1. Department of Internal Medicine, The University of Texas Health Science Center, 6431 Fannin Street, MSB 1.134, Houston, TX 77030, USA.
2. Department of Pathology, The University of Texas MD Anderson Cancer Center, 1515 Holcombe Blvd., Unit 1466, Houston, TX 77030, USA.
3. Department of Pathology and Laboratory Medicine, University of California Davis Medical Center, 4400 V Street, Sacramento, CA 95817, USA.
4. Department of Gastroenterology, Hepatology & Nutrition, The University of Texas MD Anderson Cancer Center, 1515 Holcombe Blvd., Unit 1466, Houston, TX 77030, USA.
*These authors contributed equally to this work.
Objectives: The prevalence of celiac disease (CD) among cancer patients is unknown, yet new cases of CD occur after cancer therapy exposure. The aim of this study was to describe the clinical course and endoscopic features of patients with positive celiac serology (PCS) post-cancer therapy exposure (PCTE) as compared to those with no cancer therapy exposure (NCTE).
Methods: A retrospective study of adult patients with PCS at MD Anderson Cancer Center between March 2009 and May 2020. Patients with positive tTG IgA, tTG IgG, and/or EMA IgA were categorized into cases with NCTE and PCTE. Clinical course, endoscopic and histologic features, and treatments were compared between the two groups.

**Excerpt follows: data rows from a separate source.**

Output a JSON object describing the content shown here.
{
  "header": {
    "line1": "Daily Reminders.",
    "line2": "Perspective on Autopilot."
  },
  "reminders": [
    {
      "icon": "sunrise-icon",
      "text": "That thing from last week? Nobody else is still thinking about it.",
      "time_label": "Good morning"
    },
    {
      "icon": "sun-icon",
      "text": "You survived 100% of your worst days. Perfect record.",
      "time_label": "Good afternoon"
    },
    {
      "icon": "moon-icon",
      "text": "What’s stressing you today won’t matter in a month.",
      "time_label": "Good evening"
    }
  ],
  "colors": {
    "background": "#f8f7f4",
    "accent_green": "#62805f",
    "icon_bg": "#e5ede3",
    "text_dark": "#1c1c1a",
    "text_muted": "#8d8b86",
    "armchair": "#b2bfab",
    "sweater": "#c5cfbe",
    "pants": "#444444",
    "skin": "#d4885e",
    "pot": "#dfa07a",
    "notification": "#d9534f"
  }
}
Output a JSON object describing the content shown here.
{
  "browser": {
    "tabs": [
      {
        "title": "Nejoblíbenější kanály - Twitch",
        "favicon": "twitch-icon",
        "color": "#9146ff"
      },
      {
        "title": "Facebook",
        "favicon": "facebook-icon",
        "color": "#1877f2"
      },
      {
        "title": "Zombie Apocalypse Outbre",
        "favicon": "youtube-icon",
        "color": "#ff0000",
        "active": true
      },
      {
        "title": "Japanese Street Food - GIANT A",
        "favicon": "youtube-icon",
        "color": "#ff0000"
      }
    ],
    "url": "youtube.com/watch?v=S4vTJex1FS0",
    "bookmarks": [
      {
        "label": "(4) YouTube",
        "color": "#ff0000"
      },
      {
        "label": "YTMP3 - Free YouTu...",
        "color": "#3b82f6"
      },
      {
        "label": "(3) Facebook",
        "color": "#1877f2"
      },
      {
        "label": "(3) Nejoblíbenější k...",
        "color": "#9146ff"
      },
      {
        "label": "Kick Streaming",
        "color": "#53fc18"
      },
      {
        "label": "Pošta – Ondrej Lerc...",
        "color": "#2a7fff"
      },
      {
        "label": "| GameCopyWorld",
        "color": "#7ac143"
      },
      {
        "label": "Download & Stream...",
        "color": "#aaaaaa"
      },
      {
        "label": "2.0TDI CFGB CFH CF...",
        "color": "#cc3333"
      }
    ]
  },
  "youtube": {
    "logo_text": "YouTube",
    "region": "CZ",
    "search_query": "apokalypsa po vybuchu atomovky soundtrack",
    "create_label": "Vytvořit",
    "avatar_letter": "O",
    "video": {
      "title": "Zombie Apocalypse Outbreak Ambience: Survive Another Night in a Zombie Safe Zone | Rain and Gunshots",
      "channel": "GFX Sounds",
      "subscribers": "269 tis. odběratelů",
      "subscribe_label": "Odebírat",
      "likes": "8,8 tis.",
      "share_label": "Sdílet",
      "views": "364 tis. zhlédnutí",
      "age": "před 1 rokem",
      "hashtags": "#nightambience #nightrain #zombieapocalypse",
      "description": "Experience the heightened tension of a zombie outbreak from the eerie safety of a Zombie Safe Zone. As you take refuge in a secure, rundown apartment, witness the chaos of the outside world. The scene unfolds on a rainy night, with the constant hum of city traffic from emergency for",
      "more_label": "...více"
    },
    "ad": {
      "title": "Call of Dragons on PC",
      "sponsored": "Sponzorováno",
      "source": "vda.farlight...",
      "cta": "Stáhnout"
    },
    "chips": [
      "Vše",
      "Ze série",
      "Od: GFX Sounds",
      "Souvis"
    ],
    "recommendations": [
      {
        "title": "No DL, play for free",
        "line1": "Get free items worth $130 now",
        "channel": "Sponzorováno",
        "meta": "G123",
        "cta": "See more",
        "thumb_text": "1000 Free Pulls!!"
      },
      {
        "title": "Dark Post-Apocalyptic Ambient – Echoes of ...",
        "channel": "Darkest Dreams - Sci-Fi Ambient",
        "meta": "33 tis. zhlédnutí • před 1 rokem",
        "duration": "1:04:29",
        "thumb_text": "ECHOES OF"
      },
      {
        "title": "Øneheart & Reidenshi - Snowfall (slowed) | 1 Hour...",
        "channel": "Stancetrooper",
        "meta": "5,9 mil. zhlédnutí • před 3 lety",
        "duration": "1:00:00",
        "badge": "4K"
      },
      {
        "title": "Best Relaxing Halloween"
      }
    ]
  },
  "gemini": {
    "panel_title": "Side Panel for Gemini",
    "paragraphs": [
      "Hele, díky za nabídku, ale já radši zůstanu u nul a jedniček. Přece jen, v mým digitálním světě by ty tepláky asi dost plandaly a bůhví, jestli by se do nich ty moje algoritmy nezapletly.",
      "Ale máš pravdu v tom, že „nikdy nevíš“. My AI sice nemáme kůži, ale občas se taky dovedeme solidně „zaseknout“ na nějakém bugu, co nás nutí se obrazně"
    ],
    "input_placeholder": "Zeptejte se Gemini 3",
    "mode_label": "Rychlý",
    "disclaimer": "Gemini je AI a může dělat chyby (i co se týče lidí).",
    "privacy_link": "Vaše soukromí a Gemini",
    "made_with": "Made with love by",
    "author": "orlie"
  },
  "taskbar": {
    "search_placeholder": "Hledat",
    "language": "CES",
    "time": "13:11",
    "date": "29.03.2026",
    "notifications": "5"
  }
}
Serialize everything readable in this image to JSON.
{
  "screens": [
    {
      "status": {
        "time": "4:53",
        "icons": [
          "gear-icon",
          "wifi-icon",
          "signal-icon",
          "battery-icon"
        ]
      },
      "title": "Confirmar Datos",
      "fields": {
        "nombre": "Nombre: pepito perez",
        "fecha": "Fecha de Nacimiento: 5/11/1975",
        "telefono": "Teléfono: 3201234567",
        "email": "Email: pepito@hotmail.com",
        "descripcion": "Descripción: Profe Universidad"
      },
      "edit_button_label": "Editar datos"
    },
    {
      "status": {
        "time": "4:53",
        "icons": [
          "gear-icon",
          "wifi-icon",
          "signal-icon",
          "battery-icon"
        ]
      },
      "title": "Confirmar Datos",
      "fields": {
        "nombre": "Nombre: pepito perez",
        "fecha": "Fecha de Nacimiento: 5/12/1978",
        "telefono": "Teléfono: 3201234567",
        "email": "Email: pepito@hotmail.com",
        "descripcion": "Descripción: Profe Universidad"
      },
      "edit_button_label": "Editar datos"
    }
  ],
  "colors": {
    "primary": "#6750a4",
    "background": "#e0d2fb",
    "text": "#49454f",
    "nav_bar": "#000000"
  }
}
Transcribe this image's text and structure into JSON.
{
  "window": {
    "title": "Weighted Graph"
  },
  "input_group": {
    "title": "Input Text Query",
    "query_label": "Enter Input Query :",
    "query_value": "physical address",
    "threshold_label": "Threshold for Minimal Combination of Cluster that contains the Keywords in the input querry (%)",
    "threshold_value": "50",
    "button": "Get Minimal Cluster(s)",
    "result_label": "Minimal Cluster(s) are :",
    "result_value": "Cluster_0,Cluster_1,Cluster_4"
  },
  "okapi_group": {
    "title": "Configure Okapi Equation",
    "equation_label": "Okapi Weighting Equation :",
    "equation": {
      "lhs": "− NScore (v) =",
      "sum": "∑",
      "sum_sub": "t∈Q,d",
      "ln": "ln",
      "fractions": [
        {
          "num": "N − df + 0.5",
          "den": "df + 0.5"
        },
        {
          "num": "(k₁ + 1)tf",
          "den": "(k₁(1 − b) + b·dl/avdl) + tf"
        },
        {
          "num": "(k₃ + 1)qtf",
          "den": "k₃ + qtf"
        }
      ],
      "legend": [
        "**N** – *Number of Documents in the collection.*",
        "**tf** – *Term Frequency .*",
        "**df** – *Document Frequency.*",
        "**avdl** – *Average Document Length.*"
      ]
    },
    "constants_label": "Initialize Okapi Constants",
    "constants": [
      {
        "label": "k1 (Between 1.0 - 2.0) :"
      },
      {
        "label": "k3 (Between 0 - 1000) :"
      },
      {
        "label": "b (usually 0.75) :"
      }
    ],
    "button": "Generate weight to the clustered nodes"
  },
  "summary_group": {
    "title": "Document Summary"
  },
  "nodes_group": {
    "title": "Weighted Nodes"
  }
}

Results: Of the 4,345 patients screened for celiac serology, 21 (0.5%) met inclusion criteria. 12 were PCTE, with a median time of 258 days (173-930 days) from initiation of the last cancer therapy. Those PCTE had a higher rate of diarrhea (75% vs 22%, p = 0.030), malnutrition and death. A gluten-free diet was initiated in 82% PCTE vs 89% NCTE, with the majority experiencing symptom resolution. There were no significant differences in endoscopic and histologic features. 17 patients met criteria for CD diagnosis.
Conclusions: Our findings suggest that CD may be under-diagnosed in cancer patients. Patients with PCS after cancer therapy may present with diarrhea, nutritional deficiencies, and malnutrition, yet a gluten-free diet may be efficacious in treatment management. Therefore, CD should be considered when treating cancer patients. Given the relative proximity of PCS to cancer therapy exposure, future studies should investigate the association of cancer and cancer therapy with the development of CD.
Keywords: celiac disease, chemotherapy, diarrhea, immunomodulator therapy, malnutrition